#### Your objective
Copy out the data exactly as it appears, without a single image.
Top of Data supplied
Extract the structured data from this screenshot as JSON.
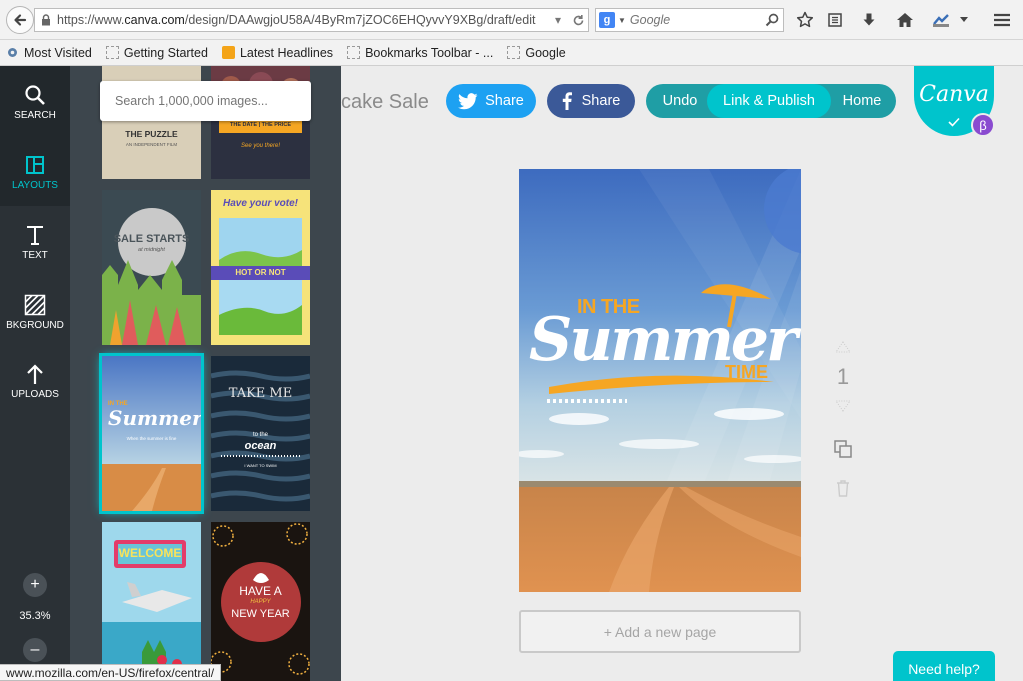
{
  "browser": {
    "url_prefix": "https://www.",
    "url_domain": "canva.com",
    "url_path": "/design/DAAwgjoU58A/4ByRm7jZOC6EHQyvvY9XBg/draft/edit",
    "search_placeholder": "Google",
    "bookmarks": [
      {
        "label": "Most Visited",
        "icon": "gear"
      },
      {
        "label": "Getting Started",
        "icon": "page"
      },
      {
        "label": "Latest Headlines",
        "icon": "rss"
      },
      {
        "label": "Bookmarks Toolbar - ...",
        "icon": "page"
      },
      {
        "label": "Google",
        "icon": "page"
      }
    ],
    "status_url": "www.mozilla.com/en-US/firefox/central/"
  },
  "sidebar": {
    "items": [
      {
        "label": "SEARCH",
        "icon": "search-icon"
      },
      {
        "label": "LAYOUTS",
        "icon": "layouts-icon"
      },
      {
        "label": "TEXT",
        "icon": "text-icon"
      },
      {
        "label": "BKGROUND",
        "icon": "background-icon"
      },
      {
        "label": "UPLOADS",
        "icon": "upload-icon"
      }
    ],
    "zoom_plus": "+",
    "zoom_level": "35.3%",
    "zoom_minus": "–"
  },
  "panel": {
    "search_placeholder": "Search 1,000,000 images...",
    "thumbs": {
      "puzzle_title": "THE PUZZLE",
      "puzzle_sub": "AN INDEPENDENT FILM",
      "date_text": "THE DATE | THE PRICE",
      "date_sub": "See you there!",
      "sale_title": "SALE STARTS",
      "sale_sub": "at midnight",
      "vote_title": "Have your vote!",
      "hot_not": "HOT OR NOT",
      "summer_small_1": "IN THE",
      "summer_small_2": "Summer",
      "summer_small_3": "When the summer is fine",
      "ocean_1": "TAKE ME",
      "ocean_2": "to the",
      "ocean_3": "ocean",
      "ocean_4": "I WANT TO SWIM",
      "welcome": "WELCOME",
      "newyear_1": "HAVE A",
      "newyear_2": "HAPPY",
      "newyear_3": "NEW YEAR"
    }
  },
  "editor": {
    "doc_title": "cake Sale",
    "twitter_share": "Share",
    "facebook_share": "Share",
    "undo": "Undo",
    "link_publish": "Link & Publish",
    "home": "Home",
    "logo": "Canva",
    "beta": "β",
    "design": {
      "line1": "IN THE",
      "line2": "Summer",
      "line3": "TIME"
    },
    "page_number": "1",
    "add_page": "+ Add a new page",
    "need_help": "Need help?"
  },
  "colors": {
    "canva_teal": "#00c4cc",
    "twitter_blue": "#1da1f2",
    "facebook_blue": "#3b5998",
    "sidebar_dark": "#2b3136",
    "panel_gray": "#3d464d",
    "summer_orange": "#f6a623"
  }
}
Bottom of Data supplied
#### Answer section
Extract the structured data from this screenshot as JSON.
{
  "browser": {
    "url_prefix": "https://www.",
    "url_domain": "canva.com",
    "url_path": "/design/DAAwgjoU58A/4ByRm7jZOC6EHQyvvY9XBg/draft/edit",
    "search_placeholder": "Google",
    "bookmarks": [
      {
        "label": "Most Visited",
        "icon": "gear"
      },
      {
        "label": "Getting Started",
        "icon": "page"
      },
      {
        "label": "Latest Headlines",
        "icon": "rss"
      },
      {
        "label": "Bookmarks Toolbar - ...",
        "icon": "page"
      },
      {
        "label": "Google",
        "icon": "page"
      }
    ],
    "status_url": "www.mozilla.com/en-US/firefox/central/"
  },
  "sidebar": {
    "items": [
      {
        "label": "SEARCH",
        "icon": "search-icon"
      },
      {
        "label": "LAYOUTS",
        "icon": "layouts-icon"
      },
      {
        "label": "TEXT",
        "icon": "text-icon"
      },
      {
        "label": "BKGROUND",
        "icon": "background-icon"
      },
      {
        "label": "UPLOADS",
        "icon": "upload-icon"
      }
    ],
    "zoom_plus": "+",
    "zoom_level": "35.3%",
    "zoom_minus": "–"
  },
  "panel": {
    "search_placeholder": "Search 1,000,000 images...",
    "thumbs": {
      "puzzle_title": "THE PUZZLE",
      "puzzle_sub": "AN INDEPENDENT FILM",
      "date_text": "THE DATE | THE PRICE",
      "date_sub": "See you there!",
      "sale_title": "SALE STARTS",
      "sale_sub": "at midnight",
      "vote_title": "Have your vote!",
      "hot_not": "HOT OR NOT",
      "summer_small_1": "IN THE",
      "summer_small_2": "Summer",
      "summer_small_3": "When the summer is fine",
      "ocean_1": "TAKE ME",
      "ocean_2": "to the",
      "ocean_3": "ocean",
      "ocean_4": "I WANT TO SWIM",
      "welcome": "WELCOME",
      "newyear_1": "HAVE A",
      "newyear_2": "HAPPY",
      "newyear_3": "NEW YEAR"
    }
  },
  "editor": {
    "doc_title": "cake Sale",
    "twitter_share": "Share",
    "facebook_share": "Share",
    "undo": "Undo",
    "link_publish": "Link & Publish",
    "home": "Home",
    "logo": "Canva",
    "beta": "β",
    "design": {
      "line1": "IN THE",
      "line2": "Summer",
      "line3": "TIME"
    },
    "page_number": "1",
    "add_page": "+ Add a new page",
    "need_help": "Need help?"
  },
  "colors": {
    "canva_teal": "#00c4cc",
    "twitter_blue": "#1da1f2",
    "facebook_blue": "#3b5998",
    "sidebar_dark": "#2b3136",
    "panel_gray": "#3d464d",
    "summer_orange": "#f6a623"
  }
}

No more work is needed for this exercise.